5 Ways to Help Your Child Prepare for a Sports Tryout
Every child makes the team when they’re really young. But as they grow up, things get more competitive, especially when they reach high school. Tryouts often become part of the sports landscape, and if your child wants to keep playing, it’s important he or she is prepared!
For many young athletes, tryouts can trigger anxiety or self-doubt. They can be exciting, disappointing, joyful, confusing or all of the above.
Obviously, talent plays a big role. But there are many other things that are part of the equation. So as a parent, how can you help your child prepare? My three boys have all competed in tryouts for a number of sports, and I’ve ran many myself as a coach. The following are, in my experience, the best ways to ensure your child is prepared for a tryout:
Be Ready to Go on Tryout Day
Make sure your child comes rested, is prepared with the proper equipment, is well-hydrated and has . Get the equipment and clothes ready the day before. Make sure everything reaches the car. Be on time. Better yet, be early.
It’s all simple stuff, but I can’t tell you how many times I’ve seen children forget things or not get the proper food ahead of time.
They begin their tryout already behind. And unfortunately even one bad day can hurt your child’s chances at success.
Establish Routines/Pass the Initial ”Eye” Test
From the time a young athlete walks in to the gym, or makes their way from the parking lot to the field, the coaches are watching them. They notice their size, their body language, how they interact with their parents or peers. Everything helps form an opinion – even before the tryout begins.
I always encourage my kids to “go about their business” by establishing routines. They know what to wear, what to bring, how to warm up properly and how to engage others. Notice this has nothing to do with talent or ability. They’re just good habits.
And this way, it doesn’t look they they’re just trying to impress; rather, they’re just going about their business in the usual manner. Coaches notice.
Make Sure Your Kids Are Coachable
Is your child willing to listen? Do they make eye contact with the coach while he or she is speaking? Are they willing to make adjustments, or do they only want to do things their way? It’s all about “coachability.”
And it matters to coaches. They want kids who will listen.
Again, this has nothing to do with talent and everything to do with your child’s personality and behavior. Talent will definitely help get a child noticed at a tryout, but so will coachability (someone willing to take advice and make adjustments). It doesn’t matter if the youngster executes perfectly. Coaches appreciate an honest effort.
Tryouts generally last an hour or two. If your child doesn’t put out full effort, it can be a red flag. If the child isn’t willing to give his or her best when they know they are competing for a spot on the team, then what are they going to do in practices during the season?

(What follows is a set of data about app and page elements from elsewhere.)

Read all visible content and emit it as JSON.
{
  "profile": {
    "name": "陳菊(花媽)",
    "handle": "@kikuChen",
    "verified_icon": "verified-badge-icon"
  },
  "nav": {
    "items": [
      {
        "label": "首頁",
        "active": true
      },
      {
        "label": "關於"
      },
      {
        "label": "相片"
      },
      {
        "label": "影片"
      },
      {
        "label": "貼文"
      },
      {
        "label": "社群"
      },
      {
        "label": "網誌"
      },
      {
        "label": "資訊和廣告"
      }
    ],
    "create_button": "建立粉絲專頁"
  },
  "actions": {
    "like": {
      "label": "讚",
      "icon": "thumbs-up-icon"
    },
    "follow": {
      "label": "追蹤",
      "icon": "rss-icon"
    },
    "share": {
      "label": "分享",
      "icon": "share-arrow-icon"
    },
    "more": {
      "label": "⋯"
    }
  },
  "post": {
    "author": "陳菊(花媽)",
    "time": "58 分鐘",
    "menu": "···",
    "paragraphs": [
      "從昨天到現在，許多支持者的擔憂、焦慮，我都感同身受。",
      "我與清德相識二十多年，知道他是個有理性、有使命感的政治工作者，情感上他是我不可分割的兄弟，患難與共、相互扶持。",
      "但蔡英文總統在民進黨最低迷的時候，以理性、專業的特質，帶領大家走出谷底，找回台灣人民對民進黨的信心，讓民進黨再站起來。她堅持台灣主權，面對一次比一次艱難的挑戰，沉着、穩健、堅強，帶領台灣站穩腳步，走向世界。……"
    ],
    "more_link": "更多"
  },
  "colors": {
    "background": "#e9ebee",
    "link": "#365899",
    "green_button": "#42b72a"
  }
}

Don’t Be One of “Those” Parents
It’s great to be supportive, but don’t overdo it. Help your child before the tryout, not during it.
If your child is in junior high or older, chances are you won’t be allowed to even watch the tryout. But for many, if you have a younger one trying out, you’ll probably be there.
It’s important not to interfere by coaching or making comments to your child during the tryout – no matter how much you think you are helping. Let them be. Let them make mistakes and let them learn from them. Not to mention, coaches definitely won’t look forward to having to deal with loud assertive parents all year, so just be an observer out there and be there for your child when it’s over, no matter what happens.
A Few Final Thoughts about Tryouts
Tryout results can cause a lot of tension. Why did one kid get chosen over another? Know that every team is looking for something different. Sometimes coaches look for “ready-made” players. By that I mean players who are ready to contribute right now. These are typically kids with above-average skills who may not have the overall athleticism yet.
Some coaches may prefer certain kids for their “high-ceiling.” That means there is something impressive about them physically (such as speed or power), but they may not be as effective in games because their skills are currently behind their peers. This could be the very tall, awkward and young basketball player. It could be the speedy baseball player who can’t hit for average yet.
Just encourage your child to keep a positive attitude no matter what happens. Always have a backup plan and learn from each experience.
If your child doesn’t make the team, help them look for other opportunities. Maybe it’s the same sport but a different team. Or, maybe it’s a new sport altogether. And that’s totally OK! Sometimes tryouts are a great way for children to discover what they actually want to do instead.
Still, kids are human and may take rejection hard. Just remember to tell them it doesn’t mean their story is over. Even Michael Jordan himself was cut from his high school basketball team!